Singing Dog also is known as The New Guinea Singing Dog wich looks like a Dingo and have a unique howling style was considered extinct, however, based on the DNA collected by an intrepid and indefatigable field researcher, Scientist and Researchers believed reported on Monday.
According to the analysis published on Proceedings of the National Academy of Sciences, showed that the dogs are not simply common village dogs that decided to try their chances in the wild. The findings not only solve a persistent, though obscure puzzle, but they may also shed light on the complicated and still-emerging picture of dog domestication in Asia and Oceania.
A conservation biologist at Oxford University, Claudio Sillero and the chair of the canid specialist group at the International Union for the Conservation of Nature said that the study confirms the close relatedness between Australian and New Guinea dogs, “the most ancient ‘domestic’ dogs on earth.”James McIntyre, president of the New Guinea Highland Wild Dog Foundation and the researcher whose forays in the field were central to the discovery, first searched for New Guinea Singing Dogs in the forbiddingly rugged highlands of the island, which is split between Indonesia and Papua New Guinea, in 1996.
The inbred population of the Dog are present in the zoos and some are even preferred as exotic pets, however, they remain for a half-century they remained elusive in the wild until 2012 when an ecotourism guide snapped a photo of a wild dog in the highlands of Indonesia’s Papua province. It was the first seen since the 1950s, and Mr McIntyre set to work.
Image Source: Wikimedia
“The locals called them the Highland wild dog,” he said. “The New Guinea Singing Dog was the name developed by Caucasians. Because I didn’t know what they were, I just called them the Highland wild dogs.”
After reading all this, one question that arised that whether these singing dogs are really extinct, In 2018, Mr McIntyre went back to Papua and managed to get DNA from two trapped wild dogs, quickly released after biological samples were taken, as well as one other dog that was found dead. He brought the DNA to researchers who concluded that the highland dogs Mr McIntyre found are not village dogs, but appear to belong to the ancestral line from which the singing dogs descended.
“For decades we’ve thought that the New Guinea singing dog is extinct in the wild,” said Heidi G. Parker of the National Institutes of Health, who worked with Suriani Surbakti and other researchers from Indonesia and other countries on analyzing the DNA samples that Mr McIntyre returned.

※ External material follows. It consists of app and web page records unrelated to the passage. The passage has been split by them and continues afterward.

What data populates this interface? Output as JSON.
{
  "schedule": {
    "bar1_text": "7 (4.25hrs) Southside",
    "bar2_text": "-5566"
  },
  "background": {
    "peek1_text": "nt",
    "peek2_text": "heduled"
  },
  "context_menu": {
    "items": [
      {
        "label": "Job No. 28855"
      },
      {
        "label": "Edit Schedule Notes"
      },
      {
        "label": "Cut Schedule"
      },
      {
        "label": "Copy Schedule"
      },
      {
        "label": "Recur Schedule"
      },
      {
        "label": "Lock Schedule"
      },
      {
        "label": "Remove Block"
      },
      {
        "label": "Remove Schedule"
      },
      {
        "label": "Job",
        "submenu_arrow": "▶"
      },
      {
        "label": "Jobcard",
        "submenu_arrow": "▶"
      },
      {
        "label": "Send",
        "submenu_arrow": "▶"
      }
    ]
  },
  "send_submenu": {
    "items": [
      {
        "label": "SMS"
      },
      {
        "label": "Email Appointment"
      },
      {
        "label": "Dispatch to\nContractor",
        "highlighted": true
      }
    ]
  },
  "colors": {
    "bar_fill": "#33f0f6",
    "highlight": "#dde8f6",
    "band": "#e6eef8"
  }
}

“They are not extinct,” Dr Parker said. “They actually do still exist in the wild.” Highland dogs match 72 per cent of their genes in common with their captive singing cousins. The 28 per cent difference between the wild and captive varieties may come from some interbreeding with village dogs or from the common ancestor of all the dogs brought to Oceania. The captive, inbred dogs may simply have lost a lot of the variation that the wild dogs have. The New Guinea Singing Dogs are closely related to Australian dingoes and are also related to the Asian dogs that migrated with humans to Oceania 3,500 years ago or more. It may be that the singing dogs split off around then from a common ancestor that later gave rise to breeds like the Akita and Shiba Inu.
“They provide this missing piece that we didn’t really have before,” Dr. Ostrander said.
Laurent Frantz, an evolutionary geneticist at Queen Mary University of London who studies the domestication and evolution of dogs and was not involved in the research, said the paper makes clear “that these populations have been continuous for a long time.”
But exactly when and where the dogs became feral and “what is wild, what is domestic” are still thorny questions, which the new data will help to address.